However, the downside of this is that once enacted, the Dranei have realized it is difficult to turn off--which can impact in-battle healing and other benefits.

Sacred Objects: A large people, the Dranei value things as big as they are--especially sound. Horns, particularly those taken from fearsome beasts, are often turned into prized instruments. The bigger, it is said, the better. Instrumental horns of a particularly powerful creature are often passed down through generations.


Ritual Magic

Eldanar's Oath: The Eldanar, it is said, were once the highest of the human races. It's true that what they dedicate their minds to, they achieve to extremes. The great contrast in Myrddion and Charn show living evidence. When the Eldanar make up their mind to achieve justice, there is little that stands in their way.

A group of Eldanar may declare the need for justice and mark the occasion with ritual, an exchange of blood, vows, and so on. This then acts as a lesser geas, but bestows the benefit of Heroism during the final battle.

Phurai Dae

Ritual Magic

Warp Rider: The phurai dae beasts carry the warp-magic of the Vast within them. The phurai dae know this and tap into it. It is one reason their herds are so valuable to them. When so mounted, groups of these riders may bend time and space, leaping great distances across the Vast. It is said the greatest of their tribal shamans may also use these talents to cross time. To accomplish this feat, the phurai dae and their peculiar horses must work together. However, they may bring a small number of outsiders (and outsider mounts) with them, "along for the ride."

Sacred Objects: A mare's first milk at the beginning of spring is said to bring communal good luck and good fortune.


Ritual Magic

The Fickle Wind: There is no formal name for this ritual, if even it is formalized at all. However, Tsuran have long noticed that when groups of them come together--no more than a few dozen, no fewer than a nuclear family--the art of the con becomes easier. Their voices become more persuasive, the cards always seem read, and so on, and in cases, the minds of their visitors may become clouded after leaving. It makes traveling bands of them dangerous to anyone who would keep their cash.

Shrouded Wagons: This second ritual draws from a similar source as Fickle Fate, though it's more formalized. It allows the Tsuran to get away, by creating a fog--whether by encouraging foul weather conditions, or encouraging a mild forgetfulness, as the Tsuran round up their transport and head on their way.


Ritual Magic

Gold's Gleam: There is a reason genie blood is prized, and even killed over. A clan with strong genie ties may call upon this power, though there is always a price to pay in blood or worse. It works as limited wish, otherwise. It's so named because the reward it is said, does not always outweigh the risk. Although it is supposedly an honor to be sacrificed for a wish, this is also a method to get rid of an unwanted heir or rival.
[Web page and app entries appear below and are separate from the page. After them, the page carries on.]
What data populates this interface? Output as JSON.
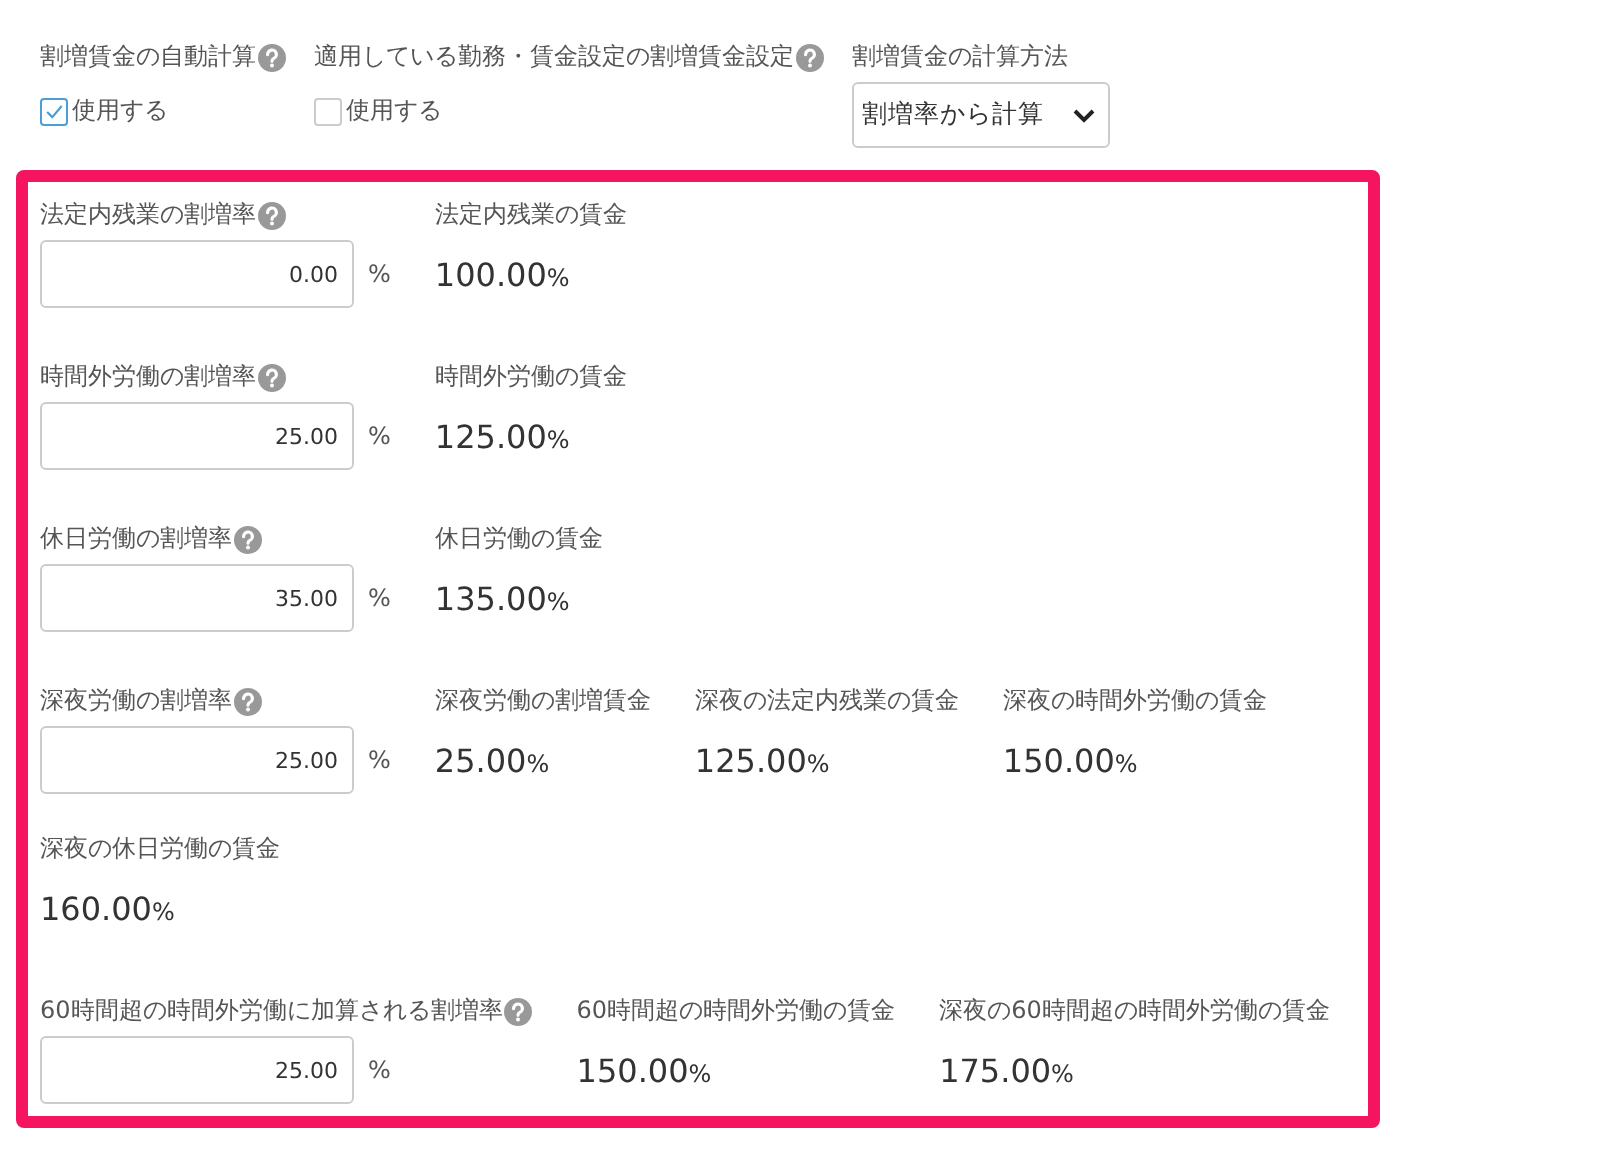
{
  "settings": [
    {
      "kind": "checkbox",
      "label": "割増賃金の自動計算",
      "help": true,
      "option": "使用する",
      "checked": true
    },
    {
      "kind": "checkbox",
      "label": "適用している勤務・賃金設定の割増賃金設定",
      "help": true,
      "option": "使用する",
      "checked": false
    },
    {
      "kind": "select",
      "label": "割増賃金の計算方法",
      "help": false,
      "value": "割増率から計算"
    }
  ],
  "sections": [
    {
      "rate": {
        "label": "法定内残業の割増率",
        "help": true,
        "value": "0.00",
        "unit": "%"
      },
      "wages": [
        {
          "label": "法定内残業の賃金",
          "value": "100.00",
          "unit": "%"
        }
      ]
    },
    {
      "rate": {
        "label": "時間外労働の割増率",
        "help": true,
        "value": "25.00",
        "unit": "%"
      },
      "wages": [
        {
          "label": "時間外労働の賃金",
          "value": "125.00",
          "unit": "%"
        }
      ]
    },
    {
      "rate": {
        "label": "休日労働の割増率",
        "help": true,
        "value": "35.00",
        "unit": "%"
      },
      "wages": [
        {
          "label": "休日労働の賃金",
          "value": "135.00",
          "unit": "%"
        }
      ]
    },
    {
      "rate": {
        "label": "深夜労働の割増率",
        "help": true,
        "value": "25.00",
        "unit": "%"
      },
      "wages": [
        {
          "label": "深夜労働の割増賃金",
          "value": "25.00",
          "unit": "%"
        },
        {
          "label": "深夜の法定内残業の賃金",
          "value": "125.00",
          "unit": "%"
        },
        {
          "label": "深夜の時間外労働の賃金",
          "value": "150.00",
          "unit": "%"
        },
        {
          "label": "深夜の休日労働の賃金",
          "value": "160.00",
          "unit": "%"
        }
      ]
    },
    {
      "rate": {
        "label": "60時間超の時間外労働に加算される割増率",
        "help": true,
        "value": "25.00",
        "unit": "%"
      },
      "wages": [
        {
          "label": "60時間超の時間外労働の賃金",
          "value": "150.00",
          "unit": "%"
        },
        {
          "label": "深夜の60時間超の時間外労働の賃金",
          "value": "175.00",
          "unit": "%"
        }
      ]
    }
  ]
}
Hearing the phrase "toss the coin" or "seeking gold's true gleam" from a Veyshanti, then, is both fortune and threat.

Peace On the Oasis: Less a ritual and more of an unspoken rule--on converging on an oasis, groups of Veyshanti sometimes swear to pacts of nonviolence, so long as they are nearby its water. The superstition that "the next water upon your tongue will be befouled" is strong enough that these oathbreakers is enough that most honor this pact, though not always. For example, indirect harm is not considered a violation of these oaths.

Sacred Objects: Veyshanti seek scrolls of histories tied to the genies--especially those ascribing bloodlines or heritage. The search for true documents is a herculean task, as many of these have been altered throughout history.
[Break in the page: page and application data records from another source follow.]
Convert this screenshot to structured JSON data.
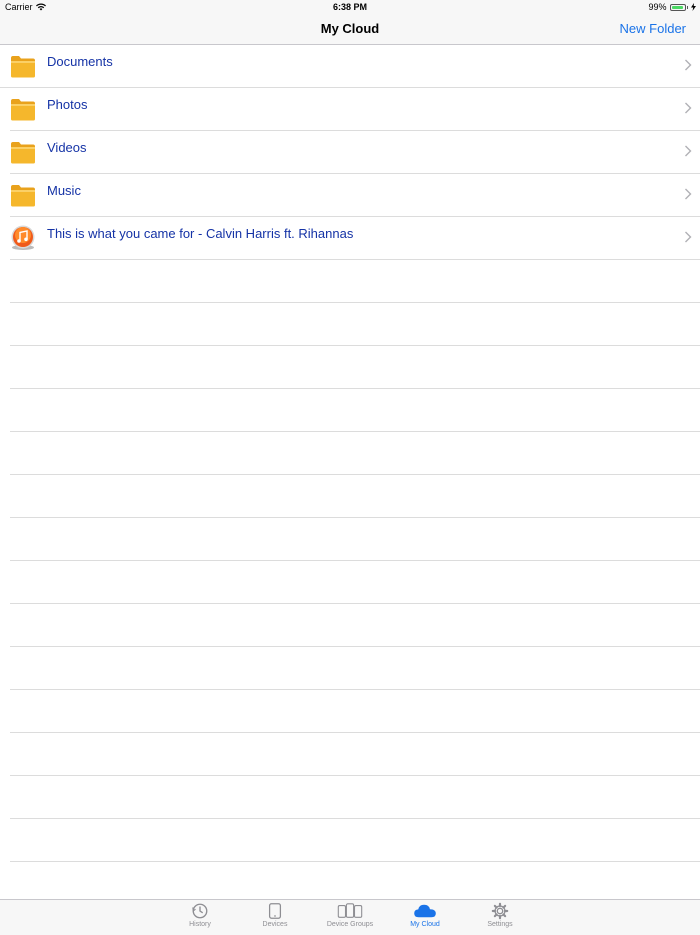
{
  "status": {
    "carrier": "Carrier",
    "time": "6:38 PM",
    "battery": "99%",
    "battery_level": 0.99
  },
  "nav": {
    "title": "My Cloud",
    "action": "New Folder"
  },
  "items": [
    {
      "label": "Documents",
      "icon": "folder-icon"
    },
    {
      "label": "Photos",
      "icon": "folder-icon"
    },
    {
      "label": "Videos",
      "icon": "folder-icon"
    },
    {
      "label": "Music",
      "icon": "folder-icon"
    },
    {
      "label": "This is what you came for - Calvin Harris ft. Rihannas",
      "icon": "music-file-icon"
    }
  ],
  "tabs": [
    {
      "label": "History",
      "icon": "history-icon",
      "active": false
    },
    {
      "label": "Devices",
      "icon": "tablet-icon",
      "active": false
    },
    {
      "label": "Device Groups",
      "icon": "device-groups-icon",
      "active": false
    },
    {
      "label": "My Cloud",
      "icon": "cloud-icon",
      "active": true
    },
    {
      "label": "Settings",
      "icon": "gear-icon",
      "active": false
    }
  ],
  "colors": {
    "accent": "#1a73e8",
    "item_text": "#1533a6",
    "folder": "#f5b72c",
    "battery": "#4cd964"
  }
}
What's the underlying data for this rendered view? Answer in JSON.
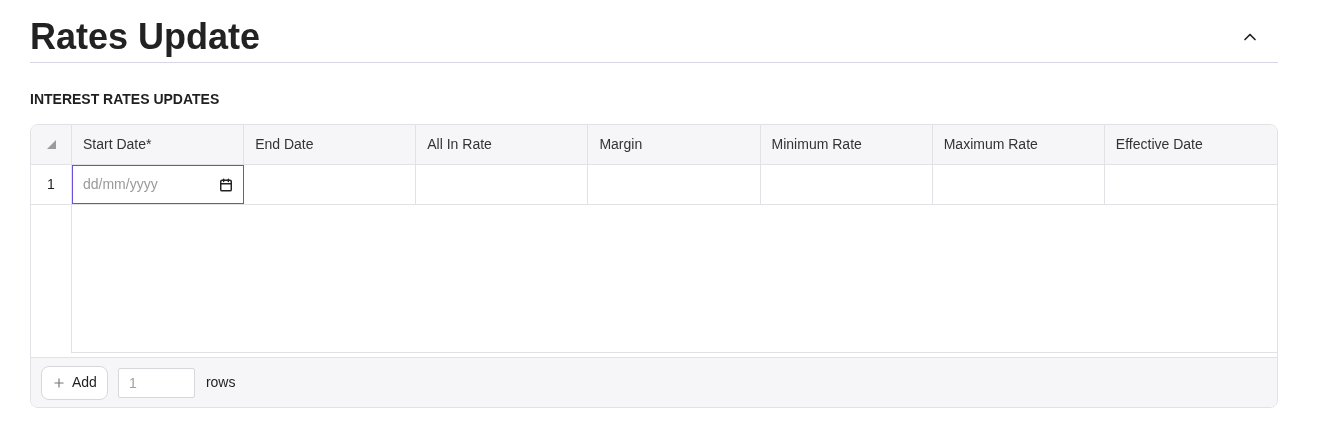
{
  "section": {
    "title": "Rates Update",
    "expanded": true
  },
  "table": {
    "title": "INTEREST RATES UPDATES",
    "columns": [
      "Start Date*",
      "End Date",
      "All In Rate",
      "Margin",
      "Minimum Rate",
      "Maximum Rate",
      "Effective Date"
    ],
    "rows": [
      {
        "number": "1",
        "start_date": {
          "placeholder": "dd/mm/yyyy",
          "focused": true
        }
      }
    ]
  },
  "footer": {
    "add_button": "Add",
    "count_field": {
      "placeholder": "1"
    },
    "unit": "rows"
  }
}
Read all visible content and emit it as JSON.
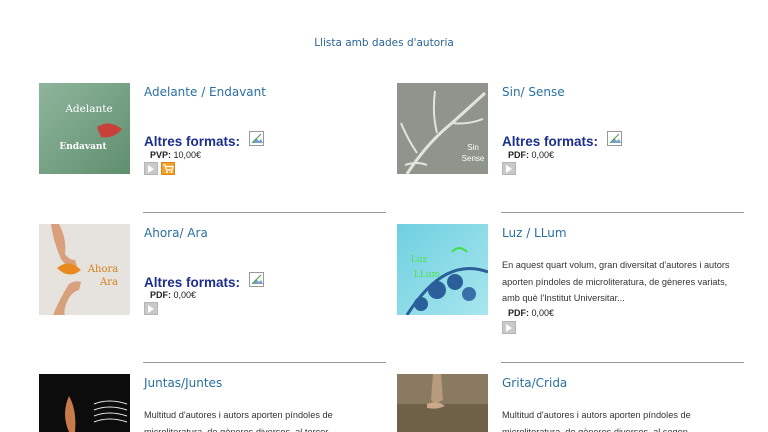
{
  "header": {
    "link_text": "Llista amb dades d'autoria"
  },
  "labels": {
    "altres_formats": "Altres formats:"
  },
  "books": [
    {
      "title": "Adelante / Endavant",
      "cover_text_1": "Adelante",
      "cover_text_2": "Endavant",
      "price_label": "PVP:",
      "price_value": "10,00€",
      "has_cart": true
    },
    {
      "title": "Sin/ Sense",
      "cover_text_1": "Sin",
      "cover_text_2": "Sense",
      "price_label": "PDF:",
      "price_value": "0,00€"
    },
    {
      "title": "Ahora/ Ara",
      "cover_text_1": "Ahora",
      "cover_text_2": "Ara",
      "price_label": "PDF:",
      "price_value": "0,00€"
    },
    {
      "title": "Luz / LLum",
      "cover_text_1": "Luz",
      "cover_text_2": "LLum",
      "description": "En aquest quart volum, gran diversitat d'autores i autors aporten píndoles de microliteratura, de gèneres variats, amb què l'Institut Universitar...",
      "price_label": "PDF:",
      "price_value": "0,00€"
    },
    {
      "title": "Juntas/Juntes",
      "description": "Multitud d'autores i autors aporten píndoles de microliteratura, de gèneres diversos, al tercer"
    },
    {
      "title": "Grita/Crida",
      "description": "Multitud d'autores i autors aporten píndoles de microliteratura, de gèneres diversos, al segon"
    }
  ]
}
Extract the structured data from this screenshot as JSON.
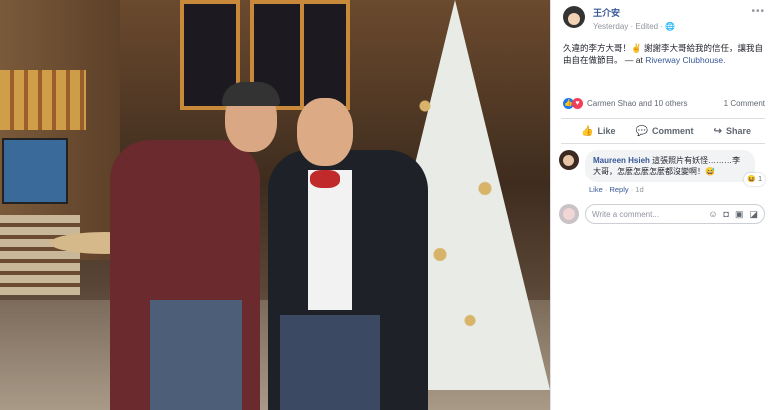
{
  "post": {
    "author": "王介安",
    "time": "Yesterday",
    "edited": "Edited",
    "privacy_icon": "globe-icon",
    "more_icon": "more-icon",
    "text": "久違的李方大哥！✌️ 謝謝李大哥給我的信任，讓我自由自在做節目。",
    "location_prefix": " — at ",
    "location": "Riverway Clubhouse."
  },
  "reactions": {
    "summary": "Carmen Shao and 10 others",
    "comments": "1 Comment"
  },
  "actions": {
    "like": "Like",
    "comment": "Comment",
    "share": "Share"
  },
  "comment": {
    "name": "Maureen Hsieh",
    "text": "這張照片有妖怪………李大哥，怎麼怎麼怎麼都沒變啊！😅",
    "reaction_count": "1",
    "reaction_emoji": "😆",
    "like": "Like",
    "reply": "Reply",
    "age": "1d"
  },
  "composer": {
    "placeholder": "Write a comment..."
  },
  "colors": {
    "link": "#385898",
    "like_blue": "#1877f2",
    "love_red": "#f33e58"
  }
}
Ritual Magic

Half races are of mixed blood, and unless they strongly ally with one race or the other, generally lack the strong magic bonds of their parents. Half-race characters must select a bloodline which they most identify with, if this is the case. Once chosen, this may not be changed. If they ever are part of a Manifestation of Ritual Magic by their parent race, this permanently marks them--their features will alter to more closely reflect that race.